Lasix, a dieretic designed to control bleeding during races, has been available to race horses during the past 36 years and none have won the Triple Crown. New York became one of the last states to legalize its use in 1995. Since then, eight horses have won the Kentucky Derby and Preakness, and I have $2 Belmont tickets to win on Silver Charm, Real Quiet, Charismatic, War Emblem, Funny Cide, Smarty Jones, Big Brown and I'll Have Another that are worthless today.

Unbeaten in six races this year and looking fine and fit, California Chrome, at 3-5 odds, gives us every indication we are to witness history Saturday. He is training well. He hasn't lost weight. He is a special horse. Then again, consult the paragraph above and you have seen the term "special" used to describe all those horses after winning the first two jewels. None of them won the Belmont. From starting gate problems, to jockey error, to injury, to getting nipped at the wire, the heartache at Belmont has struck in almost every conceivable way.

McPeek, who trained Sarava to the 2002 Belmont dream-wrecking victory over War Emblem, sees one correlation.

"I think it will be difficult for California Chrome to beat the competition when running on Lasix for three consecutive races in a short period of time," McPeek said. "If you give a shot of Lasix in the first week of May, the third week in May and again in early June, and then all his traveling, I just think it takes enough steam, enough juice out of him that it is keeping the horse from being able to pull off the Triple."

Since 1995, Point Given and Afleet Alex have bounced back to win the Preakness and Belmont after not winning the Derby, and McPeek concedes that it is an argument against him. Yet he remains strong in his belief that Lasix, administered on race day, has been a major reason that history has been denied time after time — 12 times in all since Affirmed's Triple Crown. The body needs fluids for nourishment, McPeek insisted, and hydration is such a huge part of it.

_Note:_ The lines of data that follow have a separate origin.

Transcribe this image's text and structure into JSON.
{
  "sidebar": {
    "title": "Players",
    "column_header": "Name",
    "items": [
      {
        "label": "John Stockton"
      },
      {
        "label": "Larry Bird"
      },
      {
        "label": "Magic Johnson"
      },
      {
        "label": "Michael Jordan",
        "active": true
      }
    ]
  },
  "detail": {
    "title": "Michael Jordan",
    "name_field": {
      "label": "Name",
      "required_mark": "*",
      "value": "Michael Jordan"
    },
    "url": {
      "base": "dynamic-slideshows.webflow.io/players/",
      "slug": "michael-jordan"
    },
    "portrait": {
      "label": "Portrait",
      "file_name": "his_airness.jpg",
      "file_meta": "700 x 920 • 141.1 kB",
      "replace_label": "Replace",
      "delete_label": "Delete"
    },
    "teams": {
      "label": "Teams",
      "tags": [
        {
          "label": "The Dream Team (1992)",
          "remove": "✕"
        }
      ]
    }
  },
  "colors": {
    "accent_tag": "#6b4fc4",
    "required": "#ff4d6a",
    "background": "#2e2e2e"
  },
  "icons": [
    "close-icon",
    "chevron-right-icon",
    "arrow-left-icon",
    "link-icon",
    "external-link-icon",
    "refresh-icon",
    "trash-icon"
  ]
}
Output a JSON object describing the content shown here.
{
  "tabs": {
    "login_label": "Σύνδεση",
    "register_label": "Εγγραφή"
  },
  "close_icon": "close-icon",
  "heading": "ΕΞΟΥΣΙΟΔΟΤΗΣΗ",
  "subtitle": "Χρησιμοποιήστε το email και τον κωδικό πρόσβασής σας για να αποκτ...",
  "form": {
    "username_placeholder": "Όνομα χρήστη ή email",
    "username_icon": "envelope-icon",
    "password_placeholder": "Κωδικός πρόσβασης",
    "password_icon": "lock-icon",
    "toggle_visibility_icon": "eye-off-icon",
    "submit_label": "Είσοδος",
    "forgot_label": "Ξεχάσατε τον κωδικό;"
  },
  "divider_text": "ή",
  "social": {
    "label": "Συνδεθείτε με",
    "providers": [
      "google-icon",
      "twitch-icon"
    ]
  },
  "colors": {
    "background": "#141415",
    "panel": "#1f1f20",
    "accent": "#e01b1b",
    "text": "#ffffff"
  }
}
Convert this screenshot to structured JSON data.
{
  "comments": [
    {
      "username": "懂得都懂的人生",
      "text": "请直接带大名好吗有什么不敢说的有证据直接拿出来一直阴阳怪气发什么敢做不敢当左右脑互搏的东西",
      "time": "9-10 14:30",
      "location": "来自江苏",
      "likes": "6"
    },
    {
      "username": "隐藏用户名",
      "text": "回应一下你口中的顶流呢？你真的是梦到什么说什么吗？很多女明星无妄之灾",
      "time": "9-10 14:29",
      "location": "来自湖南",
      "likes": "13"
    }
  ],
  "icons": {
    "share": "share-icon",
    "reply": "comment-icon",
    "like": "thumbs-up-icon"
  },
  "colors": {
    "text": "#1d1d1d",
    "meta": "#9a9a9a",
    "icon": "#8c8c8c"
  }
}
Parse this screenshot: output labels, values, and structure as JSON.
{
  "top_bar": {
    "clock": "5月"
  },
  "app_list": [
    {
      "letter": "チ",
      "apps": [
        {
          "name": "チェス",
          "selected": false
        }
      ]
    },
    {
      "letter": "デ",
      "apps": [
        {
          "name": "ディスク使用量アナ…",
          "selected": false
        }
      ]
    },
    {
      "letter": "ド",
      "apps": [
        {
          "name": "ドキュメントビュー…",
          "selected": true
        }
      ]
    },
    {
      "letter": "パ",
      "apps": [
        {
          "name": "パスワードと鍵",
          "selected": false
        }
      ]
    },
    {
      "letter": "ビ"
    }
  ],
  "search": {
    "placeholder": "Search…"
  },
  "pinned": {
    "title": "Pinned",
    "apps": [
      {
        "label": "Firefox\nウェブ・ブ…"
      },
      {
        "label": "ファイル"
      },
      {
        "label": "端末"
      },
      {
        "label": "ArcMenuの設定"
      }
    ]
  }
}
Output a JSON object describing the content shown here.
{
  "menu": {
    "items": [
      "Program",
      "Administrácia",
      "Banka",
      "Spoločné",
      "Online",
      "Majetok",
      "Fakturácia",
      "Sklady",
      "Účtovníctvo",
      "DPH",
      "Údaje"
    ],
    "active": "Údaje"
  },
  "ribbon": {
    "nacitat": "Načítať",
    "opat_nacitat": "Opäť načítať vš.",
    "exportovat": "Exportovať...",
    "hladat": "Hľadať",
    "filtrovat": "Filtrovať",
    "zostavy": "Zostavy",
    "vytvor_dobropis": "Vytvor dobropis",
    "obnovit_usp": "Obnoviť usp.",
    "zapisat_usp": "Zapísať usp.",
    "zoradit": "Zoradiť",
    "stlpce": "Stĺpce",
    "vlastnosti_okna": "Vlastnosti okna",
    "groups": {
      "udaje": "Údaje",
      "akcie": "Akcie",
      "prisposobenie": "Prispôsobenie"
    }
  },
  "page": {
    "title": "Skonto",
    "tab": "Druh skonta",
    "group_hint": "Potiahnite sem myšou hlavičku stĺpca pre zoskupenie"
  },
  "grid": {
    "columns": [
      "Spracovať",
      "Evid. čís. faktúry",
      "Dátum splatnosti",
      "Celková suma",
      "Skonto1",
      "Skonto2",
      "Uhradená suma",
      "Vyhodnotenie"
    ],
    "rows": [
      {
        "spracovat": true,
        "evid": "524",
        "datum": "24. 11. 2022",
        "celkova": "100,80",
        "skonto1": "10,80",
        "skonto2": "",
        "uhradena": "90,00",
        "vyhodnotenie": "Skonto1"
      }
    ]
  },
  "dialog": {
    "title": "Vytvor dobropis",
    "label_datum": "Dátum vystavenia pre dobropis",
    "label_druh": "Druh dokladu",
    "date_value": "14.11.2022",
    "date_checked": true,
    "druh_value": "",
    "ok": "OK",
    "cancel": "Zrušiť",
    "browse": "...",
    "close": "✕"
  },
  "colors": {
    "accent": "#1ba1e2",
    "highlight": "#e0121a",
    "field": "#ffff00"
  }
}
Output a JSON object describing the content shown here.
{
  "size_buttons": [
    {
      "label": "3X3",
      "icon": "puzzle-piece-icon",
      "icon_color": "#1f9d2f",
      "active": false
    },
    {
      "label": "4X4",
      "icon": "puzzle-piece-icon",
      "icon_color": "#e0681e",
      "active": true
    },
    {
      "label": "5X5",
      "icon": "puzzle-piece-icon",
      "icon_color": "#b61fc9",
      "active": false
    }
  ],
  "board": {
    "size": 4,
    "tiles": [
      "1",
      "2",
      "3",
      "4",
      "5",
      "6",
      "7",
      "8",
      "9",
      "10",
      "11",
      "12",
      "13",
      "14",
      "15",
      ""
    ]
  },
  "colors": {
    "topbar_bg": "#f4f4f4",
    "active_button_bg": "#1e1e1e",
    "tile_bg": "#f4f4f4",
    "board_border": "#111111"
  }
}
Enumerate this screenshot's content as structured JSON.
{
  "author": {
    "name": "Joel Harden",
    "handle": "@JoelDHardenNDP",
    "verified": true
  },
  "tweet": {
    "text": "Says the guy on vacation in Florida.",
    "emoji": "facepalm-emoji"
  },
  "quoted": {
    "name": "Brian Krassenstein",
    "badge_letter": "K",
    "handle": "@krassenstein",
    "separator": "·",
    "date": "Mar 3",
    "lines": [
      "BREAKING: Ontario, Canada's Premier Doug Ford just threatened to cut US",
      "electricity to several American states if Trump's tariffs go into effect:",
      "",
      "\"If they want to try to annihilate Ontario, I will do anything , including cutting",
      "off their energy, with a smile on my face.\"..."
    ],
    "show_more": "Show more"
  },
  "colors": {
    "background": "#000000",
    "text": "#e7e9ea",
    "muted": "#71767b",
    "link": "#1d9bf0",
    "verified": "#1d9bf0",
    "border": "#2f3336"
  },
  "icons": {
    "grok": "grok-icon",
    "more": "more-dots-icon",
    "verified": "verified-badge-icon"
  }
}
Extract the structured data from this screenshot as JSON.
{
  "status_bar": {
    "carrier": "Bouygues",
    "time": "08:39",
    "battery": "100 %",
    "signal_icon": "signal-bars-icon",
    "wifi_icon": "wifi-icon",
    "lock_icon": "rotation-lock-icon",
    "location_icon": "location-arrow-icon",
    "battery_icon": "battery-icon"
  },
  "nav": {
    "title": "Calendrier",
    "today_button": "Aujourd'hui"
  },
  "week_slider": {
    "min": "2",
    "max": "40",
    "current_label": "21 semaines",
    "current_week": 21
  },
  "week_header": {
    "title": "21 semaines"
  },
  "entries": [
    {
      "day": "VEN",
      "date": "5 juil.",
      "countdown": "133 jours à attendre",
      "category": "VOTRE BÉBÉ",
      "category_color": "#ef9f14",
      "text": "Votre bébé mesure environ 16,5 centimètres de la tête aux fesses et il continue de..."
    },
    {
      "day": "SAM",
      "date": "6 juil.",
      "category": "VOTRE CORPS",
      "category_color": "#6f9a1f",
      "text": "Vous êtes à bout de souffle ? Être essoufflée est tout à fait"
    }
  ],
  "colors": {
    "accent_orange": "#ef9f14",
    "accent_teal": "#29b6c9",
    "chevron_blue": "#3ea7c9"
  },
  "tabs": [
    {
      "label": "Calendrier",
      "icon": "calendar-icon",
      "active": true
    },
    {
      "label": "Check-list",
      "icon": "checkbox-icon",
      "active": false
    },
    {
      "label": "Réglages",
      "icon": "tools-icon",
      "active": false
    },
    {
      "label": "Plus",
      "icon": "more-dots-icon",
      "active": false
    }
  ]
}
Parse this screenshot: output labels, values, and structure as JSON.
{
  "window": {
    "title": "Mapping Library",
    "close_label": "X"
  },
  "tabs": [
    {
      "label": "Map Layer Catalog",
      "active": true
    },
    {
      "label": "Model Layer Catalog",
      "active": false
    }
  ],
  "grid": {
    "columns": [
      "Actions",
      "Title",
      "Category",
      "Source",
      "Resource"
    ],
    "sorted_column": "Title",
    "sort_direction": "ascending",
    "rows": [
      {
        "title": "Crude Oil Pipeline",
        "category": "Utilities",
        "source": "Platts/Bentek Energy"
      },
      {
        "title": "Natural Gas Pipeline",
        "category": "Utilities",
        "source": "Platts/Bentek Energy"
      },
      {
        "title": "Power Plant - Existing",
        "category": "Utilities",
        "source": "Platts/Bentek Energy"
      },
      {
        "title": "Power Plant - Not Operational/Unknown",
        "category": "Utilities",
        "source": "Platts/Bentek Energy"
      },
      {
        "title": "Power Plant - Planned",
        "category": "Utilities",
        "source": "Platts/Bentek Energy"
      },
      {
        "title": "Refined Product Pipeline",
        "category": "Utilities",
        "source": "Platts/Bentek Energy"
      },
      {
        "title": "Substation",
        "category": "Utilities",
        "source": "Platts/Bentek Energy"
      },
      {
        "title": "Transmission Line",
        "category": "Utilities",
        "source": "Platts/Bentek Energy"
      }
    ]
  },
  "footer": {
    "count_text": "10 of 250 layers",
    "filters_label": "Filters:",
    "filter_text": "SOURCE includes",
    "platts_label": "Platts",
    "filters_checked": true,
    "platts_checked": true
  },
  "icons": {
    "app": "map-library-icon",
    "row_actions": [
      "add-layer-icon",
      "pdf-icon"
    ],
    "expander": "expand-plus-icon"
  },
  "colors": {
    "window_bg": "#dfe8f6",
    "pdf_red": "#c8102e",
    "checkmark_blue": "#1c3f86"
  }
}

"This is a personal opinion and not in alignment with a lot of trainers in the industry, but I believe we need to eliminate race-day medication, including Lasix, in all graded races," McPeek said. "Secretariat didn't need Lasix. Seattle Slew didn't need it. Affirmed didn't need it.